Paul Perrin, who travelled from the Musée d’Orsay to co-curate the exhibition with his colleague, Marine Kisiel, was in Adelaide for the launch, giving us the opportunity to speak with him about the exhibition.
As he toured VIPs around the Art Gallery of South Australia’s Elder Wing his eyes were full of pride, marvelling at how beautiful his countrymen’s beloved paintings looked in our purpose-built gallery.
“What is interesting is that our museum opened in 1900 for the Universal Exhibition in Paris, the same year that this building (the Art Gallery of South Australia) was opened here in Adelaide, but they are both very different,” Perrin said.
“This was planned as an Art Gallery, so it has very high ceilings, with natural light, and beautiful architectural ornaments on display. The Musée d’Orsay was a train station that was transformed into a museum.
“We don’t have a grand space like this one, so we're very happy to be able to exhibit our paintings in such a gallery.”
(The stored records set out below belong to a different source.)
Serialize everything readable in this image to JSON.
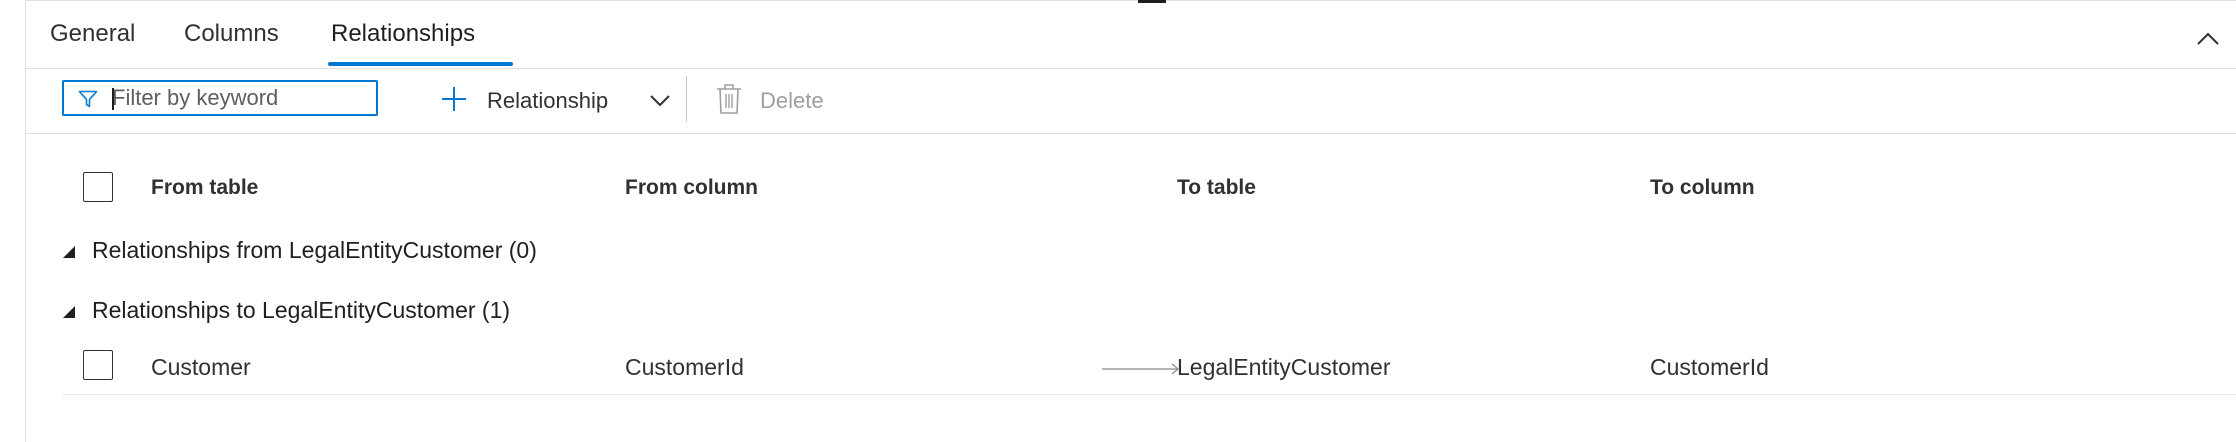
{
  "tabs": [
    {
      "label": "General"
    },
    {
      "label": "Columns"
    },
    {
      "label": "Relationships",
      "active": true
    }
  ],
  "toolbar": {
    "filter_placeholder": "Filter by keyword",
    "filter_value": "",
    "add_relationship_label": "Relationship",
    "delete_label": "Delete"
  },
  "grid": {
    "columns": [
      "From table",
      "From column",
      "To table",
      "To column"
    ],
    "groups": [
      {
        "label": "Relationships from LegalEntityCustomer (0)",
        "rows": []
      },
      {
        "label": "Relationships to LegalEntityCustomer (1)",
        "rows": [
          {
            "from_table": "Customer",
            "from_column": "CustomerId",
            "to_table": "LegalEntityCustomer",
            "to_column": "CustomerId"
          }
        ]
      }
    ]
  },
  "colors": {
    "accent": "#0078d4",
    "text": "#323130",
    "disabled": "#a19f9d",
    "border": "#e1dfdd"
  },
  "icons": [
    "filter-icon",
    "plus-icon",
    "chevron-down-icon",
    "trash-icon",
    "chevron-up-icon",
    "arrow-right-icon",
    "triangle-expanded-icon"
  ]
}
For a man who has made exhibiting modern art his life, finding a new way of presenting the Impressionists was admittedly a challenge for Perrin and his colleagues.
“We wanted to go back to a very simple idea – not iconography, not context, not the biography of the artists but how the paintings were made,” he said.
Ultimately, they distilled this down to the single element of colour.
“Through colour we’ve built a new narrative of how Impressionism has evolved over time. This idea of colour has given us a new insight into what Impressionism is,” Perrin said.
The result is a striking exhibition that moves from dark to light as seamlessly as it moves through time.
What is so universally adored about the Impressionists is that they forged an art form based on a need to express themselves, and the changing world around them, in a new way. They were the original innovators, the pioneers of modern art.
“The impressionists were trailblazers, they wanted to push art to a new place,” Mitzevich said.
“They responded to technology, to changes in society and wanted art to be elevated from just documenting things or telling historical stories. They wanted to paint contemporary subjects and they wanted to define modern life.”
By depicting and commenting on society through the eye of the beholder the Impressionists evoked an emotion that was rarely seen in traditional art forms – but by pushing the boundaries many of them were outcasts.
“But today they are the middle-ground, they’re what everything is judged against.
“It’s interesting that over time the edge always becomes the centre – it’s heartening to have so many paintings here that have made an enormous contribution to art history.”
With master works by Monet, Renoir, Manet, Morisot, Pissarro, Cézanne and more, Colours of Impressionism is also a celebration of style. It’s not only the use of light and colour that differentiates the Impressionists – their brush strokes also tell a story of individuality.
“Monet is really bold in his choice of colours, but he also uses strong and large brush strokes most of the time,” Perrin said. “Renoir is quite different, he uses more fluid colours and tries to have a softer aspect in his paintings.”
While each artist has their own unique way of expressing themselves in their paintings, Nick Mitzevich believes the Impressionists all have one thing in common.
“Light is the most important element of Impressionism – you see each of the Impressionists trying to capture light at moments in time,” Mitzevich said.
“Whether it is the moon at 12am, or the sun when it is setting, the way the light affects the subject is a focus of Impressionism and the artists present it beautifully through colour – they’re full of the energy of that moment in time, the energy that the artist is trying to capture.”
Colours of Impressionism, Masterpieces from the Musée d’Orsay is exhibiting until 29 July 2018. To purchase tickets, visit the Art Gallery of South Australia website.